RECORDS SUPPLIED: Begin
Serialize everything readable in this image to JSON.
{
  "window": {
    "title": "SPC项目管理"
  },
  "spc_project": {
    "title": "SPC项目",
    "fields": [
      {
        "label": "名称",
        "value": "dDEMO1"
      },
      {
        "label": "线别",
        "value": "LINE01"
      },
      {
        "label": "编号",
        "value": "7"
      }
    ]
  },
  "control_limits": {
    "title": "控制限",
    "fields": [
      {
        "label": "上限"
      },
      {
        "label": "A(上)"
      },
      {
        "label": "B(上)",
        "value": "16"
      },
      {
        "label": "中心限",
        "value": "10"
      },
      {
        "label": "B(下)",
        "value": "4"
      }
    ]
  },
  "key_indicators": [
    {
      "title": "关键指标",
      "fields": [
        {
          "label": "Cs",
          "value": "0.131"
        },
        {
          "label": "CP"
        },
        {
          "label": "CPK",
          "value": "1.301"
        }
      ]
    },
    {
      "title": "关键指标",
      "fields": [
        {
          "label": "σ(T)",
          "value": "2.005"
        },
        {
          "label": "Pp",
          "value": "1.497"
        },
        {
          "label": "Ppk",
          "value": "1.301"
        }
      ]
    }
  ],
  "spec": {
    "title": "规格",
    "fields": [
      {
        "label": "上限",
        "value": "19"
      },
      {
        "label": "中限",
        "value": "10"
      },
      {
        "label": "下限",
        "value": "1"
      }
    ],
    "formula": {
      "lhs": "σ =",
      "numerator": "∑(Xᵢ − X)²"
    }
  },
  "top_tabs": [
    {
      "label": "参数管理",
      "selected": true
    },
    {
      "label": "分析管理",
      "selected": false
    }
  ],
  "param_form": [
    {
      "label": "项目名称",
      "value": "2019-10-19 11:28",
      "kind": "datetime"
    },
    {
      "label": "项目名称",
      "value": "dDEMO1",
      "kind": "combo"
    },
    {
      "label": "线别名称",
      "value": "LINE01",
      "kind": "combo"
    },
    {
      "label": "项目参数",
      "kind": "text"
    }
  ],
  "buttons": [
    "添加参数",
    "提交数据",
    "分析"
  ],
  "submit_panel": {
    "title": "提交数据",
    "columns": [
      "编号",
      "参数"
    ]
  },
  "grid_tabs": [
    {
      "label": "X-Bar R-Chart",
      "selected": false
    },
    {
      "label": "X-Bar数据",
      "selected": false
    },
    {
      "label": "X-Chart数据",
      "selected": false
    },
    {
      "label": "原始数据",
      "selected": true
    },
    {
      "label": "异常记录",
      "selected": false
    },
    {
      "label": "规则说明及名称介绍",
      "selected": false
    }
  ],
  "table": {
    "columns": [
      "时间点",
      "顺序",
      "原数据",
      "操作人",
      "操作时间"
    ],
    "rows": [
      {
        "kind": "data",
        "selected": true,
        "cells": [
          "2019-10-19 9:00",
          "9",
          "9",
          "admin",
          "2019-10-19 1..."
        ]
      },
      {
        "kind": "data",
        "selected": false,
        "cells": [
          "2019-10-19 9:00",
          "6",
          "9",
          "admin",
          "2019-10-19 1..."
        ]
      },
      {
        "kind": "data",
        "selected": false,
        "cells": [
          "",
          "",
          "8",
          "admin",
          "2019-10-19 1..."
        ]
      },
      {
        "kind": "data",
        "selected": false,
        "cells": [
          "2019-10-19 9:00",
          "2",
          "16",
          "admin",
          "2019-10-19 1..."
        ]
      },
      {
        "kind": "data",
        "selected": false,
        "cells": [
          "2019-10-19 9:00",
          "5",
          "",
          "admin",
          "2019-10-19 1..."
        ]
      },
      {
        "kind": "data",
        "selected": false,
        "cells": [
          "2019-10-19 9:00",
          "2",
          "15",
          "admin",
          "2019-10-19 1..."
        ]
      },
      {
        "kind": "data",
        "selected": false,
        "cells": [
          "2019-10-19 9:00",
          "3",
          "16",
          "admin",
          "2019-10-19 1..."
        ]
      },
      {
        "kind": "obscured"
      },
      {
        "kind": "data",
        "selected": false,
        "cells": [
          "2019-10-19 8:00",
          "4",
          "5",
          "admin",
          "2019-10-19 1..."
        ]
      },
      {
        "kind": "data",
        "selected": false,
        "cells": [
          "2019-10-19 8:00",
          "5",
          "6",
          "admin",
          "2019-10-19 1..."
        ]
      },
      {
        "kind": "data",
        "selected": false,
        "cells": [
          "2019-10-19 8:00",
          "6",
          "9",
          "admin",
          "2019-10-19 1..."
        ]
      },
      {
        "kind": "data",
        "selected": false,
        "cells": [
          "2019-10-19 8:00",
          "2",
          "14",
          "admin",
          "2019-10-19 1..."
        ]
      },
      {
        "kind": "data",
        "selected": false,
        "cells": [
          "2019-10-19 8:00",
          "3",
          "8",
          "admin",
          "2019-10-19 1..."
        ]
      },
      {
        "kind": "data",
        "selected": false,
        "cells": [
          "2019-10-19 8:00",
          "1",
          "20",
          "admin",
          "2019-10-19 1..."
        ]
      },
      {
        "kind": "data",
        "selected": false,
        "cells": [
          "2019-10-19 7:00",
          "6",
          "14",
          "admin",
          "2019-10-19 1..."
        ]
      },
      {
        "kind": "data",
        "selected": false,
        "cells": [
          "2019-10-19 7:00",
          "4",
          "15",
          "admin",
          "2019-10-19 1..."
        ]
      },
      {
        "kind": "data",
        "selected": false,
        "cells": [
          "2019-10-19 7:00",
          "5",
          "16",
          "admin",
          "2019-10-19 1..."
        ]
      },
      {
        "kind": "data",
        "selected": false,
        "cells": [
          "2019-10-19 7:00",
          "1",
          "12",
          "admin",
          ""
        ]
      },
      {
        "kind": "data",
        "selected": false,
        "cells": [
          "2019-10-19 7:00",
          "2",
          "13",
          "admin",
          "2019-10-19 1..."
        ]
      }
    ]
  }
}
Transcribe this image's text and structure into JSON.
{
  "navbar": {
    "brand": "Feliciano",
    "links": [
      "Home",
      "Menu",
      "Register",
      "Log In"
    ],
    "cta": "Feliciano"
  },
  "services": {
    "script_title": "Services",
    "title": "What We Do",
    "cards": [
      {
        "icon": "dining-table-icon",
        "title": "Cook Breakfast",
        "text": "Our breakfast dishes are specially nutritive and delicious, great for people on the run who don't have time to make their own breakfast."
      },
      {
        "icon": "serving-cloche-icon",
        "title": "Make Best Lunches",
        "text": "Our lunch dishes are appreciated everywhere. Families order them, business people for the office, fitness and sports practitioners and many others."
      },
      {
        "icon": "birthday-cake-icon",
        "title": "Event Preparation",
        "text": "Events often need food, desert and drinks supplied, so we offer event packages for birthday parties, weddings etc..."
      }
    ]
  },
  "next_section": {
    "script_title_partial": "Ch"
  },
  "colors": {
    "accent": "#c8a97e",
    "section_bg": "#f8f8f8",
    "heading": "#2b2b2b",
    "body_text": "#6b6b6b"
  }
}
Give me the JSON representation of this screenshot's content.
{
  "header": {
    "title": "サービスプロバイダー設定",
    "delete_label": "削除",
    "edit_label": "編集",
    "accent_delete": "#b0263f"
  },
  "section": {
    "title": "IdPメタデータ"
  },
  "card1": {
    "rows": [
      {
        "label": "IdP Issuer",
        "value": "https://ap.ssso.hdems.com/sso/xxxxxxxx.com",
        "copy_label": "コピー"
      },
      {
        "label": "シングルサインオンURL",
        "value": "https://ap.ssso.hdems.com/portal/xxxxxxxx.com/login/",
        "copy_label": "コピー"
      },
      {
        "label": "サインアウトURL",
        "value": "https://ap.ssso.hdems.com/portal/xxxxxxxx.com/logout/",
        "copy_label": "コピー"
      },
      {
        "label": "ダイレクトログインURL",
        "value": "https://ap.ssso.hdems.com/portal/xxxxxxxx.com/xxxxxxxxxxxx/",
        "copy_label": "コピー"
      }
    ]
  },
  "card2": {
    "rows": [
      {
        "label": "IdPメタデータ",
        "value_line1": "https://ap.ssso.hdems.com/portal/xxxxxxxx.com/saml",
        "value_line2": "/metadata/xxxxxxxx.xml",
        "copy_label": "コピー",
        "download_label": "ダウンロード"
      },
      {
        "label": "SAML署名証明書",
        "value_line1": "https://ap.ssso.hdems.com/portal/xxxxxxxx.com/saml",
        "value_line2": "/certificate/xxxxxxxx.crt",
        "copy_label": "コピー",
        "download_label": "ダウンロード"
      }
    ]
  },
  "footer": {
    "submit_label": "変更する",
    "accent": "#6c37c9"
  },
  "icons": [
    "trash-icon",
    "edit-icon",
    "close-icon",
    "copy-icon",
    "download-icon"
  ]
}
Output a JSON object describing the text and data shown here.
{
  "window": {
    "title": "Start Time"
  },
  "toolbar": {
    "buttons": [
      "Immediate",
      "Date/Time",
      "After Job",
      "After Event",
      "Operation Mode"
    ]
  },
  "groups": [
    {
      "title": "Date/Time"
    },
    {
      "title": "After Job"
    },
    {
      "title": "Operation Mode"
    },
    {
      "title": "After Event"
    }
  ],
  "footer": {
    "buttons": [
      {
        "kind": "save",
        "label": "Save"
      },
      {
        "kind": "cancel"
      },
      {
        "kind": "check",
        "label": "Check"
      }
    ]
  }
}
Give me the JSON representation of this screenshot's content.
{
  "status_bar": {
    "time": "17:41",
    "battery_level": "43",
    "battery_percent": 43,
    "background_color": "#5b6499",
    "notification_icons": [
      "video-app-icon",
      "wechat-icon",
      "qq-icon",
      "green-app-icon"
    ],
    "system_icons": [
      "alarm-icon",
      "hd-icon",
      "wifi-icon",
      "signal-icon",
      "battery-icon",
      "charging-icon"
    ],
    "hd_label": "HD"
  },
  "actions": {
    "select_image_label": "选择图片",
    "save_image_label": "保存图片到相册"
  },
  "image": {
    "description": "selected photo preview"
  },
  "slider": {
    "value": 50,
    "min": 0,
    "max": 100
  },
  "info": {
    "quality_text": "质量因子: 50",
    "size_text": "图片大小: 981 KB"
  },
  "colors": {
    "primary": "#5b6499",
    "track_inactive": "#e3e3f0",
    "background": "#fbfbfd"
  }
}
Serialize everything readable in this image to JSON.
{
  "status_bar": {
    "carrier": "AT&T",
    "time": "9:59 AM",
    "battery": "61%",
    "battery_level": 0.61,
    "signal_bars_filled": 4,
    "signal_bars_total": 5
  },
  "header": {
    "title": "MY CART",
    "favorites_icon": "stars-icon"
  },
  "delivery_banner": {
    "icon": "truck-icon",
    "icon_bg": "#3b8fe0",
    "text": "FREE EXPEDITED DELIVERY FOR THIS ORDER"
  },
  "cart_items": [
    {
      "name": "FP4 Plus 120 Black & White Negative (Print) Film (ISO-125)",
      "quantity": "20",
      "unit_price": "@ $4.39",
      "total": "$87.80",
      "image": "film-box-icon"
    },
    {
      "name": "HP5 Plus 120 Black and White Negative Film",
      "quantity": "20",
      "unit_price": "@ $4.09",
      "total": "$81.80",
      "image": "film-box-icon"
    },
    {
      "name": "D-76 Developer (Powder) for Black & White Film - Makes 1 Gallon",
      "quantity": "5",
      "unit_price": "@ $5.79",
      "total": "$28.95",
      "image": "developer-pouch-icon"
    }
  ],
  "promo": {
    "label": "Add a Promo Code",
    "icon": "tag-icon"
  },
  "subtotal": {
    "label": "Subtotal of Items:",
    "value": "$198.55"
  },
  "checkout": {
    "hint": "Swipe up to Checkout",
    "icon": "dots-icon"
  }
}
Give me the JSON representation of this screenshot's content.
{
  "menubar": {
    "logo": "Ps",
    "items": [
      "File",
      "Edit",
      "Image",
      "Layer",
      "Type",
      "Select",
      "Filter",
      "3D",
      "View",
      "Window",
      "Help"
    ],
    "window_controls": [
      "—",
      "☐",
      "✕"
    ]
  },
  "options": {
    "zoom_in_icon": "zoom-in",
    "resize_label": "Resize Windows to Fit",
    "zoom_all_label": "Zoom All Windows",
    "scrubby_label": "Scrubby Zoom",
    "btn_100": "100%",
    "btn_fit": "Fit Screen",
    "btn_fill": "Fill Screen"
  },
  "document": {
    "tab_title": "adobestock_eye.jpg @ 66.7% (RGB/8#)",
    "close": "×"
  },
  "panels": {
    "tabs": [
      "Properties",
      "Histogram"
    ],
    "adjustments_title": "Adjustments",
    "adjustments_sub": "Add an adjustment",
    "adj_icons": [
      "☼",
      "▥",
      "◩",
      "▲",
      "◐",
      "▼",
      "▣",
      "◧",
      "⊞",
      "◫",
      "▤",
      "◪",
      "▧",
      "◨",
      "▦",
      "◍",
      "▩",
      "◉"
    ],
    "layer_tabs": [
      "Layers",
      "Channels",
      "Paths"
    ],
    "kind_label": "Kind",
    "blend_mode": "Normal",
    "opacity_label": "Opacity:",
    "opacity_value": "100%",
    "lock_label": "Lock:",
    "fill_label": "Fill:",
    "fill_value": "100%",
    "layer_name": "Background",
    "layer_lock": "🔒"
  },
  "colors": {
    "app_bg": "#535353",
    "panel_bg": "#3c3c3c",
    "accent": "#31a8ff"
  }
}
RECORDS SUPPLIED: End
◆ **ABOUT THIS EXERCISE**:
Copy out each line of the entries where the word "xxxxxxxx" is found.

◆ **EXPECTED ANSWER**:
        "value": "https://ap.ssso.hdems.com/sso/xxxxxxxx.com",
        "value": "https://ap.ssso.hdems.com/portal/xxxxxxxx.com/login/",
        "value": "https://ap.ssso.hdems.com/portal/xxxxxxxx.com/logout/",
        "value": "https://ap.ssso.hdems.com/portal/xxxxxxxx.com/xxxxxxxxxxxx/",
        "value_line1": "https://ap.ssso.hdems.com/portal/xxxxxxxx.com/saml",
        "value_line2": "/metadata/xxxxxxxx.xml",
        "value_line1": "https://ap.ssso.hdems.com/portal/xxxxxxxx.com/saml",
        "value_line2": "/certificate/xxxxxxxx.crt",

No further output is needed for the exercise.